Task directions
Gather every line below where "бизнисот" appears.

Records for the exercise
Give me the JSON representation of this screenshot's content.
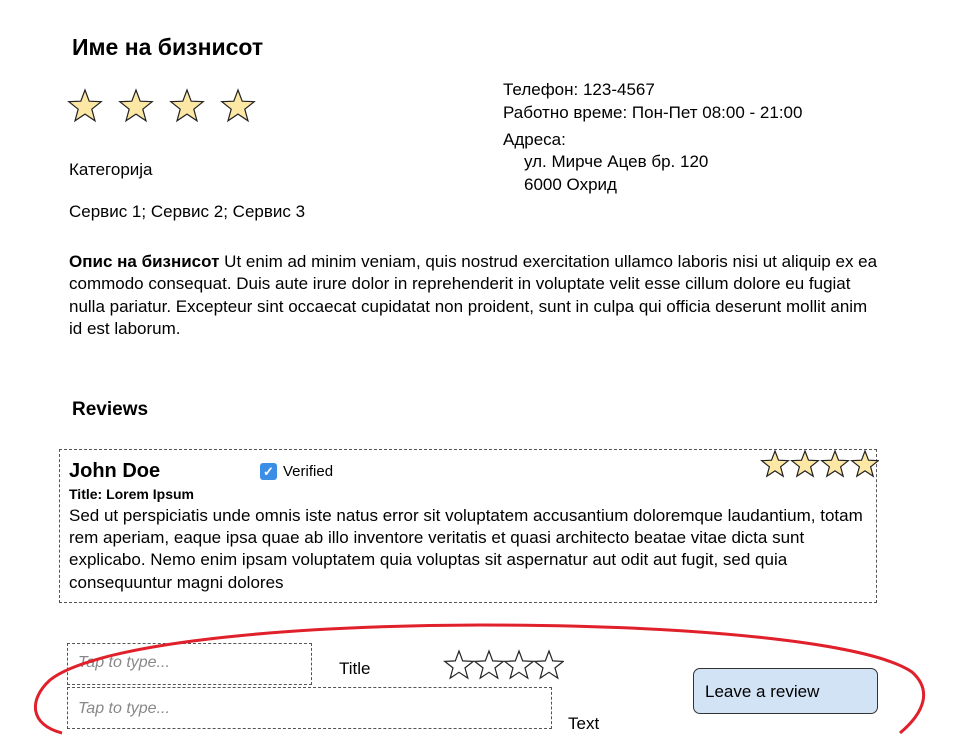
{
  "business": {
    "name": "Име на бизнисот",
    "rating": 4,
    "category": "Категорија",
    "services": "Сервис 1; Сервис 2; Сервис 3",
    "phone": "Телефон: 123-4567",
    "hours": "Работно време: Пон-Пет 08:00 - 21:00",
    "address_label": "Адреса:",
    "address_line1": "ул. Мирче Ацев бр. 120",
    "address_line2": "6000 Охрид",
    "description_label": "Опис на бизнисот",
    "description_text": " Ut enim ad minim veniam, quis nostrud exercitation ullamco laboris nisi ut aliquip ex ea commodo consequat. Duis aute irure dolor in reprehenderit in voluptate velit esse cillum dolore eu fugiat nulla pariatur. Excepteur sint occaecat cupidatat non proident, sunt in culpa qui officia deserunt mollit anim id est laborum."
  },
  "reviews": {
    "heading": "Reviews",
    "items": [
      {
        "author": "John Doe",
        "verified_label": "Verified",
        "title": "Title: Lorem Ipsum",
        "rating": 4,
        "text": "Sed ut perspiciatis unde omnis iste natus error sit voluptatem accusantium doloremque laudantium, totam rem aperiam, eaque ipsa quae ab illo inventore veritatis et quasi architecto beatae vitae dicta sunt explicabo. Nemo enim ipsam voluptatem quia voluptas sit aspernatur aut odit aut fugit, sed quia consequuntur magni dolores"
      }
    ]
  },
  "form": {
    "title_placeholder": "Tap to type...",
    "title_label": "Title",
    "text_placeholder": "Tap to type...",
    "text_label": "Text",
    "rating_selected": 0,
    "rating_max": 4,
    "submit_label": "Leave a review"
  },
  "colors": {
    "star_fill": "#fde7a4",
    "button_bg": "#d2e3f5",
    "highlight": "#e0202a",
    "verified": "#3b8ee6"
  },
  "icons": [
    "star-icon",
    "verified-check-icon",
    "star-outline-icon"
  ]
}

Answer to this exercise
    "name": "Име на бизнисот",
    "description_label": "Опис на бизнисот",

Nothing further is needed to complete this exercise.